So what caused the massive drop in temperature in 1802-1811, as shown in the Berkeley Earth Global land temperature data series ?

David Appell said...

Read their paper:

http://static.berkeleyearth.org/papers/Results-Paper-Berkeley-Earth.pdf

"...several of the cool periods in the early 1800s have been associated with large volcanic eruptions." More details in the paper.

Richard Mallett said...

Thanks David, I will read the paper.

Richard Mallett said...

Yes, there was a large volcanic eruption (Volcanic Explosivity Index 6-7) in 1808-1809 which probably caused the massive drop in temperature which reached a trough in 1811. The paper also acknowledges a small contribution from the AMO over multi-decadal time scales.

JoeT said...

Following up on my post at 1:49 PM above, I compared the Christy/Spencer models of TMT to RSS v4 and UAH v6 beta5 as Gavin Schmidt did in the link above.
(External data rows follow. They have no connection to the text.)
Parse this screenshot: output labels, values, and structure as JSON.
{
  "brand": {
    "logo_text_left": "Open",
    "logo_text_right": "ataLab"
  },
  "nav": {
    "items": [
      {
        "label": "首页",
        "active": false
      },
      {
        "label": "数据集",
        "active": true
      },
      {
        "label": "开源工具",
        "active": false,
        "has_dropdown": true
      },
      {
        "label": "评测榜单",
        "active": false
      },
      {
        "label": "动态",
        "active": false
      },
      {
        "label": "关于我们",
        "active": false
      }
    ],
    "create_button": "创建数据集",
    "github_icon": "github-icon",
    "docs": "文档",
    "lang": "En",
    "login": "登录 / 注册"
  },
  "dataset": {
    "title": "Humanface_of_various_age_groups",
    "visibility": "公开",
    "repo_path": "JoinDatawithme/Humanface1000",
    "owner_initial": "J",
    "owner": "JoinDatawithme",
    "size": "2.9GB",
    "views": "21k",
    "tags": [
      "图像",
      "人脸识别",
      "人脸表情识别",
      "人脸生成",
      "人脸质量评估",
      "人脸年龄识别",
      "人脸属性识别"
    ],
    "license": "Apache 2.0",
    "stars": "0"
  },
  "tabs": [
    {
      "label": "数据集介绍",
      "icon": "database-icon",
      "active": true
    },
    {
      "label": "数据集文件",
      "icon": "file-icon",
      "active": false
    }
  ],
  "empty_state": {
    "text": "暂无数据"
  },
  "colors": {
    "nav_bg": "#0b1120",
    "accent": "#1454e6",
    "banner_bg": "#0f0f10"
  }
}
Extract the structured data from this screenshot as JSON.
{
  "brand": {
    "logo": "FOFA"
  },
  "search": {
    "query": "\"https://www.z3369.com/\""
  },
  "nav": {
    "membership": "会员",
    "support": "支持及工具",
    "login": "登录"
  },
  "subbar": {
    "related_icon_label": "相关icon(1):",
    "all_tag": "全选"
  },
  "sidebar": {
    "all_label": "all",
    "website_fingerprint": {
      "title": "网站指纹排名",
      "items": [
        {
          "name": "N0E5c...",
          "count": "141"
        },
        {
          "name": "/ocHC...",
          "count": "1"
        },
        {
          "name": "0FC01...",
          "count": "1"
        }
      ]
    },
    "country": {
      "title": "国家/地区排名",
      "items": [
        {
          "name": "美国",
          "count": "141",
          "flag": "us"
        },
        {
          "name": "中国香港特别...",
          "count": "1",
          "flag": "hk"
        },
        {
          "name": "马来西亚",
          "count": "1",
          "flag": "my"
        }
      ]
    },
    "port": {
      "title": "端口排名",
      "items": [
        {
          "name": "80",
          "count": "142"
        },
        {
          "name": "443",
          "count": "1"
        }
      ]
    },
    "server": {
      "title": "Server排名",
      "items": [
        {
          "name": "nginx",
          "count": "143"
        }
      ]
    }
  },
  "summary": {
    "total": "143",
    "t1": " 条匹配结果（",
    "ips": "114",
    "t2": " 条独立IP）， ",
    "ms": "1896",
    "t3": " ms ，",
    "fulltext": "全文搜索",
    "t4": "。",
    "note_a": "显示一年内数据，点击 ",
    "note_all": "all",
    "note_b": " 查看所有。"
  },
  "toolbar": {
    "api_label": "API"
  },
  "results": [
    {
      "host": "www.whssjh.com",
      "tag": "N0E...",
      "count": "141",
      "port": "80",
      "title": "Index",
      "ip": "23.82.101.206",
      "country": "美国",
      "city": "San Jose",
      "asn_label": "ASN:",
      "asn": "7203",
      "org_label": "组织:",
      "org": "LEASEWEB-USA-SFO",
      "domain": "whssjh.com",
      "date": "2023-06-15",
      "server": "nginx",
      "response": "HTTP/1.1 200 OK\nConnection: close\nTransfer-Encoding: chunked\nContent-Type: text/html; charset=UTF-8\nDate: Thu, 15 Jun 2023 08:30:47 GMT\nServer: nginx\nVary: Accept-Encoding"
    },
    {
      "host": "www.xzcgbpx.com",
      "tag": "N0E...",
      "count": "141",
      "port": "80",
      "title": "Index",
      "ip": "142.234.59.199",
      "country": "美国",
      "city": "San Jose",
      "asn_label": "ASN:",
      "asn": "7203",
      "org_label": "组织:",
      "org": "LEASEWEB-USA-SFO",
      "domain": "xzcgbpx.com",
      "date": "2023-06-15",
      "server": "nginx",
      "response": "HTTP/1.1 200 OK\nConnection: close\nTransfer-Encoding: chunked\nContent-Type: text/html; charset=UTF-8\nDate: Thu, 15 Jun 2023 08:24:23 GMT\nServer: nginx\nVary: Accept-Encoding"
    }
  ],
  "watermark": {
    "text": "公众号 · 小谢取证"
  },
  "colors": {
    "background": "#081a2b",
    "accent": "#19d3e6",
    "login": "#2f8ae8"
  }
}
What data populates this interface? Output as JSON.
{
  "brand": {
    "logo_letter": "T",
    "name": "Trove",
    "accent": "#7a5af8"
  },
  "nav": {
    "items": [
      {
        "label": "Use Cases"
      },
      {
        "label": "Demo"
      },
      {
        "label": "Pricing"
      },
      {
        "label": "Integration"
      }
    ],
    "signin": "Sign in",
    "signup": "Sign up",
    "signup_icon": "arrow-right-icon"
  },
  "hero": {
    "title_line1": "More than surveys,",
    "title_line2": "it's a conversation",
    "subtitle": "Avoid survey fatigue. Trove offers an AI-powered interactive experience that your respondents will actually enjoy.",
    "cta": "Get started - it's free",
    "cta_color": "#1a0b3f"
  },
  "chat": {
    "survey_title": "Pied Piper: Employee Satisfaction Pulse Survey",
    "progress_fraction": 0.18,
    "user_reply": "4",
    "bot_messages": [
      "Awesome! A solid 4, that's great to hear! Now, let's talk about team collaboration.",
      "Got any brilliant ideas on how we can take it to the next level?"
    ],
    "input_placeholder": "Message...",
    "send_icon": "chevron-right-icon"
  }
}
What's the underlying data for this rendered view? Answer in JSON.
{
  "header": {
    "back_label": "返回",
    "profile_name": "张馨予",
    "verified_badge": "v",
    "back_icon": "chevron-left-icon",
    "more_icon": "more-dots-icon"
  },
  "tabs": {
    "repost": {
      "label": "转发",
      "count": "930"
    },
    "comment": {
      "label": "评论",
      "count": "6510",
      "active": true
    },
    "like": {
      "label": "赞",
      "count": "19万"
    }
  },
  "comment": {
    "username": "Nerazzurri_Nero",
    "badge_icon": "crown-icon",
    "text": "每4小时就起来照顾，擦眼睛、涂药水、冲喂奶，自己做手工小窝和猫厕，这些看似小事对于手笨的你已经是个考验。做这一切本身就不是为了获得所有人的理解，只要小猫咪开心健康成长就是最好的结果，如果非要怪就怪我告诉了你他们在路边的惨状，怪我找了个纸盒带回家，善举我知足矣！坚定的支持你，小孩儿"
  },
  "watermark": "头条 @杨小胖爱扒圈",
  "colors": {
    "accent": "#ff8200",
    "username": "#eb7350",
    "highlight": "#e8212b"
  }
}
Gavin's realclimate post is the source of the models. I followed Gavin's format of keeping the baseline as the mean of the 10 year period 1979-1988. I didn't use the NOAA Star data or the earlier versions of RSS/UAH. However, I did use the RATPAC-A radiosonde data as well.

The problem with responding to blog posts and brochures and not published papers is that I have no clue as to what the models are supposed to represent. Are they a synthetic diagnostic based on the CMIP5 calculations that are meant to simulate the weighted path length integration of the microwave emission over the middle troposphere? I have no idea. So what I did instead is simply use the RATPAC data at 500 mbar, which is roughly where the middle troposphere is. Consider this a zeroth order approximation. If it's a weighted average that's easy enough to do, but I doubt it would make a huge difference.

You can find my plot here. The RATPAC data follows RSS fairly well until 2010 or so. I still wonder if there is a problem with the hot load calibration as Carl Mears writes about here.

Richard Mallett said...

Many thanks for that, Joe T. Again, the observations are mostly in the lower half of (or even below) the model cluster.

Layzej said...

Hi JoeT (or David),

I'm not sure whether you have this info in your back pocket, but just in case:

Is it possible to get the CMIC5 model mean data prior to 2006? I've been able to get the mean from 2006 on using http://climexp.knmi.nl/plot_atlas_form.py. Dump1 contains a file with *onemean* in the name and covers 2006 and beyond. Dump0 doesn't have a similar file...

Thanks!

Jeremy

David Appell said...

Hi Jeremy,

I don't the answer to your question.

(I find it difficult to get CMIP data of any kind, even with the KNMI Explorer.

-- David

Layzej said...

Oh well. Thanks!